# TASK INSTRUCTIONS
Copy out all lines of the material below in which "this" occurs.

Segment Start: ENTRIES SHOWN

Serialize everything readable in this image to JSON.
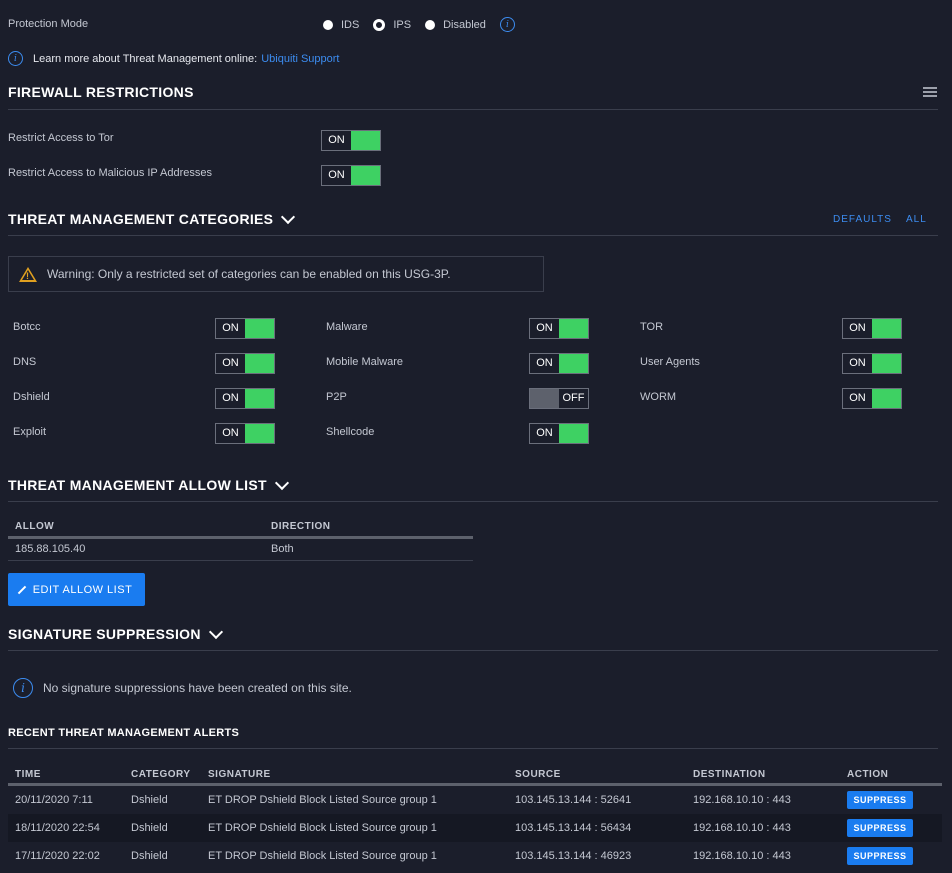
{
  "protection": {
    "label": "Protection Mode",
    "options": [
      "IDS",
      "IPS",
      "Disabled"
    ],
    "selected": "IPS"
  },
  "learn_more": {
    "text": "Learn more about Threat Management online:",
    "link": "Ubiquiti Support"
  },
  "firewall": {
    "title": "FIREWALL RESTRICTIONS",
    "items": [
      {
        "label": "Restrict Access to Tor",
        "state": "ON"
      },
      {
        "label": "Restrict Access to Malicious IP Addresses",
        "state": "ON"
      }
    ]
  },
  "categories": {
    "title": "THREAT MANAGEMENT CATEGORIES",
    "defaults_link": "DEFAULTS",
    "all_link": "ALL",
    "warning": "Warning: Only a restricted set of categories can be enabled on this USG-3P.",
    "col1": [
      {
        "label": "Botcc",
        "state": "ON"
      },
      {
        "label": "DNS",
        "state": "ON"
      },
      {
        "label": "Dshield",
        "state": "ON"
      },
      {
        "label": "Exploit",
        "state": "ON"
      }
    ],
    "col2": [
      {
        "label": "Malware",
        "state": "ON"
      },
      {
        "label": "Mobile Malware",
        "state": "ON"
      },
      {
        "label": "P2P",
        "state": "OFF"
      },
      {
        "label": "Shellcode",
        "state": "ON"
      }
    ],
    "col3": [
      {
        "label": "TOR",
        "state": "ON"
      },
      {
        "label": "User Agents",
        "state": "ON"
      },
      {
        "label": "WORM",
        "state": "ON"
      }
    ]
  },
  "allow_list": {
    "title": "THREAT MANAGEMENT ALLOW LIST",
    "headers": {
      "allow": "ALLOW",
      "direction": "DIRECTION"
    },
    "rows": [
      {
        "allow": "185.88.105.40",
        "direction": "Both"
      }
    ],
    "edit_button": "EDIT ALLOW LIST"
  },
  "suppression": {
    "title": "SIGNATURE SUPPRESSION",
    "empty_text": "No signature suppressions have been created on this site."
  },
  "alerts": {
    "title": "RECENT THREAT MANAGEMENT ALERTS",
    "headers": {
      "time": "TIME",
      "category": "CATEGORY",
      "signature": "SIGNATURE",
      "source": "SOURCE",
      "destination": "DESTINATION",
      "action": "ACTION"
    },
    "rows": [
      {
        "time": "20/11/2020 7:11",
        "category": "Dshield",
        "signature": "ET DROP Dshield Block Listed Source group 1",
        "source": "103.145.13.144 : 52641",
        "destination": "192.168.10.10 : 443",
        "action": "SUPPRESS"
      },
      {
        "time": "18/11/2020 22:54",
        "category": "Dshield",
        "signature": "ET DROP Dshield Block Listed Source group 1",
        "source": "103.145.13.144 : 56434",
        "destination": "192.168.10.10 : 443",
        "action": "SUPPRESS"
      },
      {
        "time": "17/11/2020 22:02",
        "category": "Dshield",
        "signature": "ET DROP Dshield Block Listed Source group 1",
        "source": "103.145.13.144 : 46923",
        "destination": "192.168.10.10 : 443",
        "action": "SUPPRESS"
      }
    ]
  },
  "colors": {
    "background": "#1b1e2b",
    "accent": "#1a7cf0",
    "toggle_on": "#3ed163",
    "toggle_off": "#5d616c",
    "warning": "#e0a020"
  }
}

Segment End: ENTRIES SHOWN
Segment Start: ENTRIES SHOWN

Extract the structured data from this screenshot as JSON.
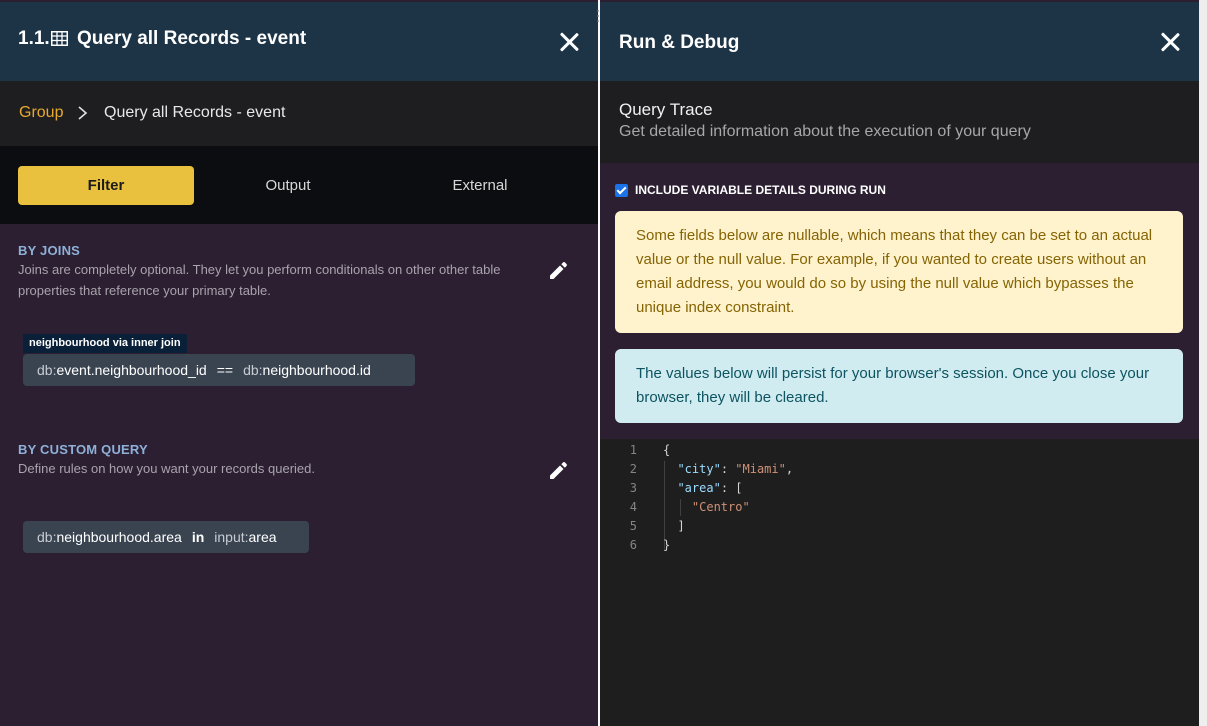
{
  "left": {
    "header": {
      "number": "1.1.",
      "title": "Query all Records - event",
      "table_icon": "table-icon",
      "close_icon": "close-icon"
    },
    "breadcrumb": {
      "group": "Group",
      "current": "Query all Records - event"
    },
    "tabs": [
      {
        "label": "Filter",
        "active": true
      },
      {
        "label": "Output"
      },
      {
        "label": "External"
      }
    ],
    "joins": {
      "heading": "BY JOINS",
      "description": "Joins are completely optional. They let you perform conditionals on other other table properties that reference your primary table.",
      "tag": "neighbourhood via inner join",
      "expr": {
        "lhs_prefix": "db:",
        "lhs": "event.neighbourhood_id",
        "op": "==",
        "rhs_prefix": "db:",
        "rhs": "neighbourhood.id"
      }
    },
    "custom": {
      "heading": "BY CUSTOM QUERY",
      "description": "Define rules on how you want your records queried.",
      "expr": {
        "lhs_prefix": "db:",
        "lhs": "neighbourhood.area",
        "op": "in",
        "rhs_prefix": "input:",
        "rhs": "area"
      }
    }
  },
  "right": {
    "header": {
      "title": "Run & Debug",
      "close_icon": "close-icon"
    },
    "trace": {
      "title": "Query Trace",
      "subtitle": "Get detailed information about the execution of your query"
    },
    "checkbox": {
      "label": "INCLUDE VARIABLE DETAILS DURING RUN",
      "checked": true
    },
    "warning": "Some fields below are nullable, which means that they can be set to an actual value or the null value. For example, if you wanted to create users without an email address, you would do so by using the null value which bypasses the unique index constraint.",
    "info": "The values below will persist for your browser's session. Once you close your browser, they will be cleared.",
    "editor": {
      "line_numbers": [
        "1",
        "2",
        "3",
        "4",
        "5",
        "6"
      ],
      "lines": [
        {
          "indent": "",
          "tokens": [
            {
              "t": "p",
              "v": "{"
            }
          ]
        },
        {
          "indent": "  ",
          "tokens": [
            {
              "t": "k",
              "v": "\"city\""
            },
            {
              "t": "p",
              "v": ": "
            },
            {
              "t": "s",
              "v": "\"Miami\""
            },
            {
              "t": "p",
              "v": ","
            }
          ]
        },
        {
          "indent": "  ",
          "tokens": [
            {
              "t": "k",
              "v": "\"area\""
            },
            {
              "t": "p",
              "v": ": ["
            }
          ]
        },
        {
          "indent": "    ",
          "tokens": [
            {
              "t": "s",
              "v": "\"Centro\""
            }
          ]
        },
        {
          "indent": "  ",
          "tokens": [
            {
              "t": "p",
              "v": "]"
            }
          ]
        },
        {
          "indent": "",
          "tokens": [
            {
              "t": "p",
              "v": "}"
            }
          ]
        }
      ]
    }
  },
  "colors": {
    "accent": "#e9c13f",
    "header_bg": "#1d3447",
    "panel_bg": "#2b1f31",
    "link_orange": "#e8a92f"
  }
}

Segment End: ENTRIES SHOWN

# WRITTEN ANSWER
Serialize everything readable in this image to JSON.
    "warning": "Warning: Only a restricted set of categories can be enabled on this USG-3P.",
    "empty_text": "No signature suppressions have been created on this site."
Extract the structured data from this screenshot as JSON.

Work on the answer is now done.